But I think if you ask any professional football player what they would rather play on, I think 99 per cent of them would say grass. Elite players want grass pitches.

When we were recruiting players, we maybe missed out on two or three because they couldn’t play on the pitch. That is part and parcel, you are always going to miss out on players for different reasons.

With some of the players, I had to convince them to play on it and I tried to train on grass if we were on grass in the next game. When we were at home, we trained on it.

I felt the general consensus was that the boys didn’t really want to train on it and most players will want to be on grass all the time.

A few years ago, the Rugby Park pitch was amazing, a great surface, and everyone loved playing on it but to put the plastic down must have got hundreds of thousands of pounds. It was an investment, so fair play to Kilmarnock for that.

But they were putting money out to try and save money. Also, there is an advantage to Killie if they are playing teams that don’t really want to be on that pitch.

It hasn’t really been an issue since Steve Clarke came in when you look at the way they play football and the results they have got. Yes, it is not ideal but I don’t think it is the end of the world.

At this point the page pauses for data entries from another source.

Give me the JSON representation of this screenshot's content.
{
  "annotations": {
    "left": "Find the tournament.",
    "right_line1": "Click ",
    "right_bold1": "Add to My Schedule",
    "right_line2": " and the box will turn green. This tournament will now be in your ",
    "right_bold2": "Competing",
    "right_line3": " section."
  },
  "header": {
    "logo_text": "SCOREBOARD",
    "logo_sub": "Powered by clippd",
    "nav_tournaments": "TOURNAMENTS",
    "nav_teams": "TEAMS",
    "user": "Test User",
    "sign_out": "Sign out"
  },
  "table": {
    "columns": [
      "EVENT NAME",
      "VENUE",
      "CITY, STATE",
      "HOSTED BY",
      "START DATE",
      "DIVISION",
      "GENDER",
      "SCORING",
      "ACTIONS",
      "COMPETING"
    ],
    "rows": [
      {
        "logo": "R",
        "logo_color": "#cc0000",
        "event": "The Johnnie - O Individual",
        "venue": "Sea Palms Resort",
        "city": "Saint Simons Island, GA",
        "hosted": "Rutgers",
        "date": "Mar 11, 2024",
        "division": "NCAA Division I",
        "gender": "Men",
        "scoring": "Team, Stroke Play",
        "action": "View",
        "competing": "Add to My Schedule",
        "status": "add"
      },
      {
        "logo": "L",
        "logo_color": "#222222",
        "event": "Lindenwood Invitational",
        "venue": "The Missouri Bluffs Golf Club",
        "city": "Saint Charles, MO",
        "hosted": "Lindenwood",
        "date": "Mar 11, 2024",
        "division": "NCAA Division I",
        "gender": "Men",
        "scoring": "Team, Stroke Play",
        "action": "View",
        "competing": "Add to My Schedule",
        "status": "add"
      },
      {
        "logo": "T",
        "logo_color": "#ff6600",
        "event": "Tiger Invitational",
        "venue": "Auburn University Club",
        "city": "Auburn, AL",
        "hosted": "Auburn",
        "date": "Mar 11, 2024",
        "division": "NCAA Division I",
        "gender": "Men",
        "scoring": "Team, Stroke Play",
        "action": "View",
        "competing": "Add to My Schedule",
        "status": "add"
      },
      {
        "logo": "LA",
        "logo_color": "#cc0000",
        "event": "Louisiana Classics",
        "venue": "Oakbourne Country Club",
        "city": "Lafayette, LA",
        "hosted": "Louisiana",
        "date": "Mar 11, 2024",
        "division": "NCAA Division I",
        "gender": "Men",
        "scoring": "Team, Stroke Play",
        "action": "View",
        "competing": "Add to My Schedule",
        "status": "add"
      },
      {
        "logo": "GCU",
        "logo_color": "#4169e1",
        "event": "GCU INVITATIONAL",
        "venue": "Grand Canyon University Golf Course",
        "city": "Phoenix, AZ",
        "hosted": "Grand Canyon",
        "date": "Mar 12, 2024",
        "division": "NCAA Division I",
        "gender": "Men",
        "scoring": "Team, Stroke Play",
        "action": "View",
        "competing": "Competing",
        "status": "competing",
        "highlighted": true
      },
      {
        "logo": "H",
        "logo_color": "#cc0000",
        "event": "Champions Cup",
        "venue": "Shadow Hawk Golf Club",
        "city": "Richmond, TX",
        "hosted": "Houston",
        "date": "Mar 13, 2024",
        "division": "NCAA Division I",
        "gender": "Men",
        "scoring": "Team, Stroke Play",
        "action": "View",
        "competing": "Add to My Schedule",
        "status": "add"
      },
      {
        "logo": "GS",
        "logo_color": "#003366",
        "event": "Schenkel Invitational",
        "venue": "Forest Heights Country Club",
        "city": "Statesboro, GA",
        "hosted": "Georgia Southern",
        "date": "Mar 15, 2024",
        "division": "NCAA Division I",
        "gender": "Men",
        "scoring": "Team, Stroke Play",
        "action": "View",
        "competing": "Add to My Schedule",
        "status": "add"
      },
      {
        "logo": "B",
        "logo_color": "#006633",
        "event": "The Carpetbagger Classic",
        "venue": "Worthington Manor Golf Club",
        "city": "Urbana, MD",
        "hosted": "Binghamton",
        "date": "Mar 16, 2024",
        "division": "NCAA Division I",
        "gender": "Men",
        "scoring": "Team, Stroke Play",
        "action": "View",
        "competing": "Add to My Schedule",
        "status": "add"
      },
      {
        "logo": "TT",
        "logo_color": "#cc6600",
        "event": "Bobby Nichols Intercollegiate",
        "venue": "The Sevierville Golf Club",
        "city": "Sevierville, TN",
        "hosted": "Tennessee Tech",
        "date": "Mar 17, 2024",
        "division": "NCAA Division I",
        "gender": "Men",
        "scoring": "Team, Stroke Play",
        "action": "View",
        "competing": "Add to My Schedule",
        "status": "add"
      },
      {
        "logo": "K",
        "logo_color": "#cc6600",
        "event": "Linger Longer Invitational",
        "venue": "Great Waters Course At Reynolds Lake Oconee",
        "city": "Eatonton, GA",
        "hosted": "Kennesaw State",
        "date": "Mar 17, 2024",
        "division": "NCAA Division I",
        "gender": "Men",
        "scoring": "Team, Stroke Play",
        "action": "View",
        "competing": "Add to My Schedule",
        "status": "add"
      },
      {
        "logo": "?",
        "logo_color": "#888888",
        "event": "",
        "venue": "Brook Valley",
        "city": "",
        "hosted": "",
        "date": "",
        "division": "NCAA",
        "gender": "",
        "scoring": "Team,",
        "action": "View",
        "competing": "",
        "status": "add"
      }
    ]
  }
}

It is only the clubs that can change the SPFL rules and while these pitches are permitted in the Premiership you will have boards that will put them down.

If clubs have spent a lot of money to install them, you can’t say ‘it is grass next season or you are chucked out of the league’. You need a bit of common sense. But, in the long-term, I think it would be better if it was all grass.

Through time, we should move back to grass because it is better for the game and I don’t think you will get many people in Scottish football that would argue against that.